I’m locked in a battle of wills. With a real birdbrain. And I’m losing. I’ll explain.
Close by our house, the neighbors have a tree. It’s a nice tree — full of branches and shade and life-giving oxygen. I have no beef with this tree, in the matter that follows. Don’t go thinking I’m some sort of tree-bashing psycho nutjob. The tree and I are tight, yo.
(Except in the fall, when the jackass tree drops all its leaves on my damned grass, and I’ve got to rake them up. That’s uncalled for. Do I dump my coffee grinds on this tree’s roots? No. Do I fling my garbage onto its trunk? Certainly not. Do I drop trou and whiz all up in it’s boughs?
Well, okay, but just the once. And that was on a bet. I still say I would have hit that squirrel, too, if the cops hadn’t shown up. I demand a re-pee.)
“I don’t know whether they’re nesting, or courting, or maybe they’re running a bird sex line out of the tree, offering chats with ‘plumper pigeons’ and ’round robins’ for $3.99 per minute.”

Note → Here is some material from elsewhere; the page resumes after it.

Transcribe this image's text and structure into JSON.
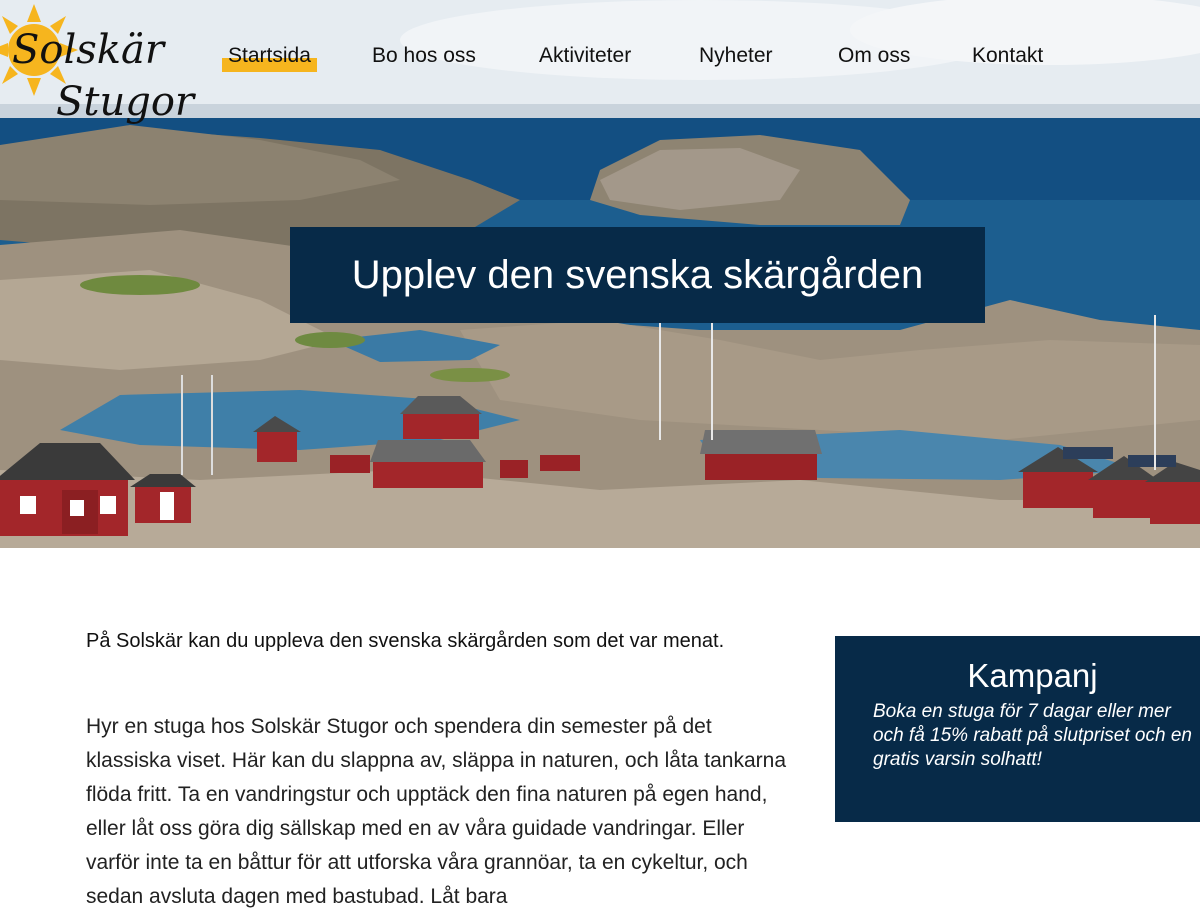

Rather, it’s what’s in the tree that’s causing the problem. We’ve got birds. Chatty, chirping, chubby little birds, chittering away from dawn till dusk. They’re constantly there. I don’t know whether they’re nesting, or courting, or maybe they’re running a bird sex line out of the tree, offering chats with ‘plumper pigeons’ and ’round robins’ for $3.99 per minute. I can’t say. But if I ever manage to get that husky-voiced whippoorwill on the line, you can hold my other calls. Rrrrrawr!
All I know is, other than on positively frigid mornings, these songbirds commence their cawing at some fairly unholy early hours. Eight, seven thirty, even seven in the morning. Gosh!

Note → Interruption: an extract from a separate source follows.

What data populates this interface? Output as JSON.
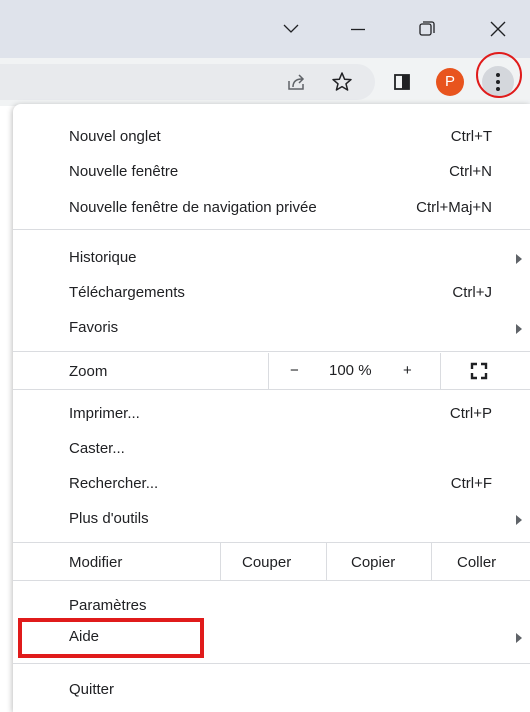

(Probably earlier, I bet. But I’m a pretty heavy sleeper before seven o’clock or so. You could probably throw one of those birds down my pants at six AM, and I wouldn’t stop snoozing.
I’m not suggesting you actually test my theory, of course. I don’t want a bullfinch in my BVDs any more than the next guy. And quite probably, less.)
This was the schedule, for most of the past few weeks. I doze blissfully until around seven thirty, then *chirp chirp chirp* go the birds, up I wake, shake a fist at the window, and the day begins. They were like a fully-organic alarm clock, powered by earthworms and sunflower seeds, letting me sleep late-ish but not too late. Not bad.
That was, until last week.
Last week, we installed a set of wind chimes on the porch.
(When I say ‘installed’, I mean ‘hung precariously on a rusty nail’.)
(And when I say ‘we’, I mean ‘my wife’.)
(The other words in the sentence mean more or less what you’d expect them to mean. Just letting you know. I’ll shut up now.)
In a way, the wind chimes were our little measure of revenge on the birds. The chimes are clearly within earshot of the tree, and this is New England — it’s always breezy around here. So the chimes are constantly jangling and tinkling about. And, presumably, waking up the birds in the middle of the night.
(So we’re lousy neighbors, even to the avians in the area. What the hell did you expect?)
The birds’ counterpunch to this affront has been to sing at just about any time of the morning, afternoon, or — especially — the darkest dead of night. In other words, the time when we’re trying to get to sleep. Frantically trying, because we know those birds; even with their circadian clocks out of whack, they’ll cluck loudest, longest, and seemingly closest to the bedroom window just around seven in the morning. The fact that some of them are taking a graveyard shift to play ‘cuckoo karaoke’ at three AM isn’t important. That wakeup chirp’s a-coming.
So now we sleep by trying to drown the birds out — window fans work okay for this, but sometimes distort the bird calls into a haunting, eerily oscillating sort of noise. It sounds like the love child of Big Bird and Bjork yodeling underwater. Try sleeping with that nightmare in your ears, why don’t you?
My inclination is to fight back. I’m more highly evolved than these feather-flaunting fusspots; surely I can ‘persuade’ them to take their cranky crowing elsewhere. I’m thinking of strapping speakers to the tree, and blasting ‘Cat Scratch Fever‘ at them all night for a couple of weeks. That’d learn them to screw around with a guy with opposable thumbs and a stereo cassette deck.
I’m worried that wouldn’t be the end of it, though. These birds have already shown a stubborn resilience by staying close by the wind chimes. What if matters only escalated further? I’m a busy guy, folks — the very last thing I need is a cheesed-off sparrow with a bullhorn outside my window at four o’clock every morning, screaming:
‘TWEET, MOTHER FUCKER! TWEET! TWEET!!!‘
So I guess it’s back to wearing earplugs to bed, and adopting stray cats to patrol the tree at night. The birds have won, at least until I can think of a way to strap their beaks shut. I never thought it would come to this. These battles of wits are for the birds!Permalink | No Comments